The objective of the North American Spine Society (NASS) Evidence-Based Clinical Guideline on Antithrombotic Therapies in Spine Surgery is to provide evidence-based recommendations to address key clinical questions surrounding the use of antithrombotic therapies in spine surgery. The guideline is intended to address these questions based on the highest quality clinical literature available on this subject as of February 2008.
In the present study, risk factors for each patient were calculated to produce an overall risk factor score, which corresponded from low to very high potential for DVT development. Patients undergoing spinal surgery are at risk of developing VTE.
The incidence of detected DVT was 2% in those patients (99) admitted early to our centre (within 72 h from the trauma), who immediately received our prophylactic protocol. No PE was reported. The other group of patients (176), all admitted between 8 and 28 days (mean 12 days) developed DVT in 26% of cases. None of these patients received ESPC before being admitted to our Centre. No patient had been admitted between 3 and 8 days interval time post injury.
Now, the question is how to reduce the national crisis of maternal morbidity and mortality. To reverse increasing maternal mortality, prioritizing venous thromboembolism — the leading medical cause of maternal death in pregnancy — will help lower maternal morbidity and mortality.
More VTEs were diagnosed in the 3 months following hospitalization than during hospitalization. Efforts to improve in-hospital use of VTE prophylaxis may help decrease the incidence of outpatient VTE. However, given the shortening of hospital stays, studies of extended VTE prophylaxis following hospital discharge are warranted.
The incidence of pregnancy-related venous thromboembolism was higher than generally quoted. Women ages 35 and older, black women, and women with certain medical conditions and obstetric complications appear to be at increased risk.
Cold and compression are routinely appled immediately after acute injury or following surgery to alleviate pain, reduce swelling and speed functional recovery.
Studies of total knee arthroplasty, in particular, appear to offer an excellent model for evaluating the effects of cold compression on post-operative outcomes.

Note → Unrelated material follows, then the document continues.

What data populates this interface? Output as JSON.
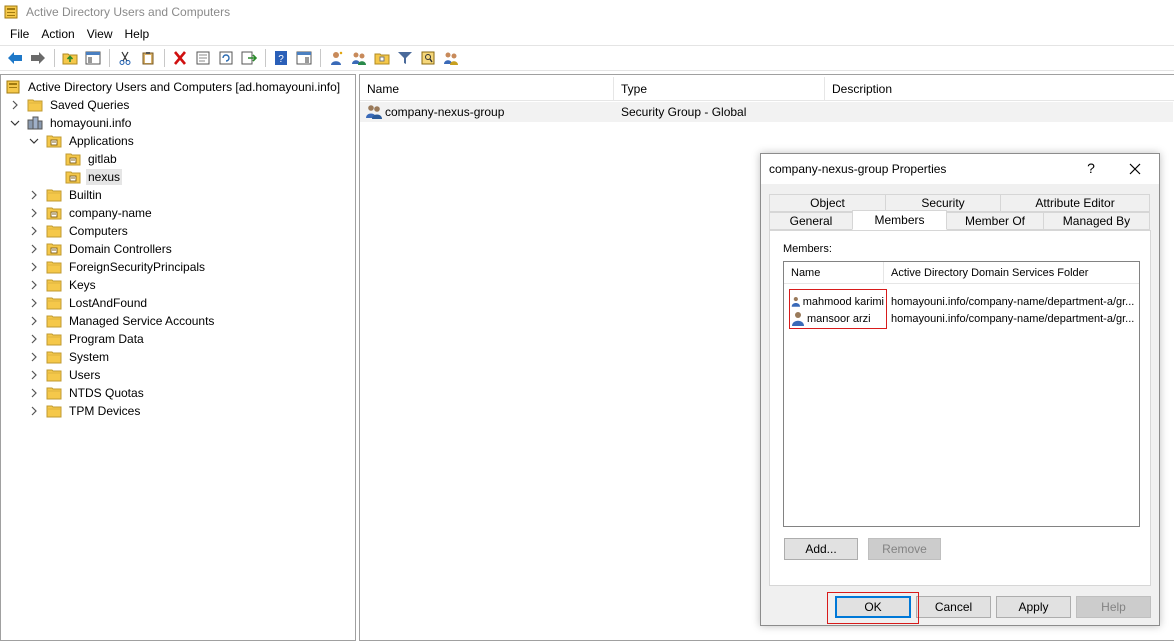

Of the seven randomized trials evaluated, five concluded that cold compression therapy was superior to alternative treatment modalities for improving clinical outcomes after knee replacement surgery.
A prospective randomized study was performed to evaluate the role of cold compressive dressings in the postoperative treatment of total knee arthroplasty (TKA).
The use of cold compression in the postoperative period of TKA results in a dramatic decrease in blood loss. In addition, mild improvements are seen in early return of motion and injectable narcotic pain needs in the postoperative period.
Cryotherapy is widely used as an emergency treatment of sports trauma and postoperatively especially after anterior cruciate ligament reconstruction.
The study compared the range of motion, the volume of hemovac output and blood loss, visual analog pain score, analgesic consumption, and wound healing in the 2 limbs of the same patient. This study showed that continuous-flow cold therapy is advantageous after TKA because it provides better results in all areas compared.